Last Friday the Cabinet’s meeting of the Royal Government adopted the three-year rolling plan that requires billion of USD more and we are hoping to get part of the funding from China and part from other sources to expedite the development. Cambodia’s development is now compared to an airplane that requires a strong power to push and take off before it stabilizes its cruising speed. Without the push, the plane could not fly. We are aiming for a long-term growth between 6% and 7% and the key issue to get this job done is the infrastructure, in which the port is playing very significant role as far as export and import is concerned.

Water transportation is quite beneficial because it would not damage the roads and help with the traffic circulation as well. It is a good thing that at the start of 2013 while we put this port into operation, we also have the rail running between Phnom Penh and Sihanoukville.
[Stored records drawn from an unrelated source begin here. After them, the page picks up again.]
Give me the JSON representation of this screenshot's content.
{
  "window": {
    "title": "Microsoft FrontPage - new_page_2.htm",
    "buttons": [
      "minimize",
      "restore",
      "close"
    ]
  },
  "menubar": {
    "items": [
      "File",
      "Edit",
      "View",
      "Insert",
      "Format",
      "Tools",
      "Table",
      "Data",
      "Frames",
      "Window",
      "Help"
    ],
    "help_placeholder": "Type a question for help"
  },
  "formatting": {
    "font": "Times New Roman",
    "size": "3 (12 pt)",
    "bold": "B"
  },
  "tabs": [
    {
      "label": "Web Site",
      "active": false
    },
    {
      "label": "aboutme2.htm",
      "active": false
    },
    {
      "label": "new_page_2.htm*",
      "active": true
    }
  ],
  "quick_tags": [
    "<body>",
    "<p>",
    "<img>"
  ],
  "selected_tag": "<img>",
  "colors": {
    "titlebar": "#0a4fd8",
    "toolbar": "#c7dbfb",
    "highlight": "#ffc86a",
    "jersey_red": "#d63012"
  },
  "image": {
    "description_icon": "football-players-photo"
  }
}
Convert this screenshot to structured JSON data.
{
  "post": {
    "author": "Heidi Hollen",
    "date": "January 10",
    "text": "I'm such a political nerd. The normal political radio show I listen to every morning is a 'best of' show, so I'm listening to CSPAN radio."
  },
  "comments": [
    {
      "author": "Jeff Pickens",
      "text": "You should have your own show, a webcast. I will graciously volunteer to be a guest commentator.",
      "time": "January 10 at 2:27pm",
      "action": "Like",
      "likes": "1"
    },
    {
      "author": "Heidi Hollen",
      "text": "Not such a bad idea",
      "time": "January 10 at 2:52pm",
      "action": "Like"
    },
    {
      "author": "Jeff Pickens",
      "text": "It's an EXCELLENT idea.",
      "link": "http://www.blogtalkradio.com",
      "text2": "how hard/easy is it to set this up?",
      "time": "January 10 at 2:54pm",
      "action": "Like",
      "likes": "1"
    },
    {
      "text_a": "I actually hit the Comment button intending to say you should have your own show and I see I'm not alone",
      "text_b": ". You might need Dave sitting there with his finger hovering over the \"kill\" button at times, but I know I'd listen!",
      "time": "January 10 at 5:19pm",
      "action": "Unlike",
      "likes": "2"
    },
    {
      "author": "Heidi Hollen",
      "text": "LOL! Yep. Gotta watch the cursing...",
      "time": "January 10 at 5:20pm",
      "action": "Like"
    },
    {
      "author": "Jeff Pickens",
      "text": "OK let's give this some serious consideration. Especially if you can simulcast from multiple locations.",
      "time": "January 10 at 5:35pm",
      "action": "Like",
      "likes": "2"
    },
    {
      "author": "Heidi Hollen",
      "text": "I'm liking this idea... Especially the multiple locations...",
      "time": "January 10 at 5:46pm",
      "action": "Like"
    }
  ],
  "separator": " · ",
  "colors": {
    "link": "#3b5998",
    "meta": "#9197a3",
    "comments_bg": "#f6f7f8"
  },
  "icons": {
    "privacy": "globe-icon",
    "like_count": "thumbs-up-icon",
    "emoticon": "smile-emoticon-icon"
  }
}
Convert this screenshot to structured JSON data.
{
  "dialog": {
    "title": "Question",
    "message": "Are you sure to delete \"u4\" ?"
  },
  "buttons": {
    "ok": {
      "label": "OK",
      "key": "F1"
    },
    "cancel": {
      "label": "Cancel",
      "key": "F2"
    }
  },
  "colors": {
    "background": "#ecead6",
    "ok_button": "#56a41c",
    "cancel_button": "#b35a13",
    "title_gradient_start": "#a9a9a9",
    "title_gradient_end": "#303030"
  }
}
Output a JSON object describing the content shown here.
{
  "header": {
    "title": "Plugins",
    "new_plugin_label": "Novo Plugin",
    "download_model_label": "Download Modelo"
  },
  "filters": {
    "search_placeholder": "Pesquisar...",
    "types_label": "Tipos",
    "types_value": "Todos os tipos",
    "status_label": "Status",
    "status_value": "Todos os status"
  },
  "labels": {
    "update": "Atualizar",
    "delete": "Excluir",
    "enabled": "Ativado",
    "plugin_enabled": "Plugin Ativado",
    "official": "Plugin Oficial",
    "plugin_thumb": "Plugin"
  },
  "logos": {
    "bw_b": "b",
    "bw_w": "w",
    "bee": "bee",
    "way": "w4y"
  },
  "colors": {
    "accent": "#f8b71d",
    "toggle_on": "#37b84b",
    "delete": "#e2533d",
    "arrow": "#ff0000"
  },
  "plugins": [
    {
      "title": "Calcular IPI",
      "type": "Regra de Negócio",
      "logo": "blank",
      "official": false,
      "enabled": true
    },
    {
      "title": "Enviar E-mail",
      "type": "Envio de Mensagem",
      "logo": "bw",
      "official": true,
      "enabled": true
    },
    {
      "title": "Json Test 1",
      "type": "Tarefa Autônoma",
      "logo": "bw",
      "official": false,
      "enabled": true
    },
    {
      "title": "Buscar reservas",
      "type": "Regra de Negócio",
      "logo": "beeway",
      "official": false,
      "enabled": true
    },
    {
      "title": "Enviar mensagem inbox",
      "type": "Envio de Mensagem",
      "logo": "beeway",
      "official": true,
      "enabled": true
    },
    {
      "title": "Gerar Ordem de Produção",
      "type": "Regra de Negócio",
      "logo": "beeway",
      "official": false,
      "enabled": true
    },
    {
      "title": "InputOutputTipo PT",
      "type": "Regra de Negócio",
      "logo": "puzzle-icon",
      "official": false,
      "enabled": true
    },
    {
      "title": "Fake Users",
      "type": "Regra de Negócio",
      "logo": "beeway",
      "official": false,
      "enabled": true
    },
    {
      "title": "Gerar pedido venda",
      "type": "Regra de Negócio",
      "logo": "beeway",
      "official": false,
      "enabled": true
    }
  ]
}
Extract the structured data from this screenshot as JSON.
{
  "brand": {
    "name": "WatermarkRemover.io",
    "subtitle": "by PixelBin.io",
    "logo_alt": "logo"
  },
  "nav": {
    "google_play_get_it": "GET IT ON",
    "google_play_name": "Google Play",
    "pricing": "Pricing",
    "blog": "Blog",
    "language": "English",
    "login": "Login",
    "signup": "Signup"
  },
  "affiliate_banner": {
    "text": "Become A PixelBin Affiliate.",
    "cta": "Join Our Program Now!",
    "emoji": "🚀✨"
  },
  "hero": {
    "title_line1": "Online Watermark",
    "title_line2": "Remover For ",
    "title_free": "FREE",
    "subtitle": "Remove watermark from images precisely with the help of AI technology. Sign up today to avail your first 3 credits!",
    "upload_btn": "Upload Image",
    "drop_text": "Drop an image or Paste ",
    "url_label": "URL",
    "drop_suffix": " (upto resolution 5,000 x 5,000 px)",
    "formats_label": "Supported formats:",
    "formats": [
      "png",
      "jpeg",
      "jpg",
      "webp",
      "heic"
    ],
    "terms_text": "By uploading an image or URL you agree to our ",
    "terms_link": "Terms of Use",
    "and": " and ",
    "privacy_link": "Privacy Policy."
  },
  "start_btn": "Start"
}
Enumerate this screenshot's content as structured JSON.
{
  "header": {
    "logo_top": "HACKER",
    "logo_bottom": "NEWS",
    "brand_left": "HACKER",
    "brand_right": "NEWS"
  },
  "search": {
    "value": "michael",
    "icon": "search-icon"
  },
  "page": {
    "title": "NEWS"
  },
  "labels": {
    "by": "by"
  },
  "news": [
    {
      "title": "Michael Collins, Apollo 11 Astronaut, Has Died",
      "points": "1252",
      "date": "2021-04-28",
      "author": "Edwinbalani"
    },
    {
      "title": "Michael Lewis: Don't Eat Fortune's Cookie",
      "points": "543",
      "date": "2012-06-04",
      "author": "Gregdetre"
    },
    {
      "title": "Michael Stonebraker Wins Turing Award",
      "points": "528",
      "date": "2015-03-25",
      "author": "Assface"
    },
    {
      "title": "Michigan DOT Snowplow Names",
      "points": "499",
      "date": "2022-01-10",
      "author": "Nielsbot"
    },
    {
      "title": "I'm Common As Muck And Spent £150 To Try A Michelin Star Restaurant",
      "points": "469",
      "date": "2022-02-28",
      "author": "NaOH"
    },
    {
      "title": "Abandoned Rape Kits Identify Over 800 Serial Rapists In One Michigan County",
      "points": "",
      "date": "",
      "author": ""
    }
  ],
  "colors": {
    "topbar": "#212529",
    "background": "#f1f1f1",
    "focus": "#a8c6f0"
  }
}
They have reduced the amount of transportation on roads which helps improving traffic safety too.

Get Ready for the 100 Day Anniversary and Second Mourning Period

Between today January 22 and February 1 there are ten more days that we will conduct the procession and lighting (of the pyre to cremate the late King-Father’s body.) This evening we will have the Buddhist monks chanting prayers and in the morning of the next day my wife and I will have to be present in the Royal Palace for the celebration of the 100 days anniversary of the passing away of Preah Borom Ratanak Kaod (Samdech Preah Norosom Sihaniuk, the King-Father). I would therefore encourage our people to be in mourning for the second time from February 1 through to 4 as that will be the last time that we will be saying good bye to Samdech Ov and Samdech Ta.

The funeral procession (of Samdech Preah Borom Ratanak Kaod) will be held on February 1, when we will have twice artillery salutes. The first salute will be at around 8 am when we move the embalmed body from the Royal Palace to a carriage to commence the procession and the second salute will be conducted at between 11 am and 12 am. We will have many foreign dignitaries coming to pay their last respects to the King Father with our people too./.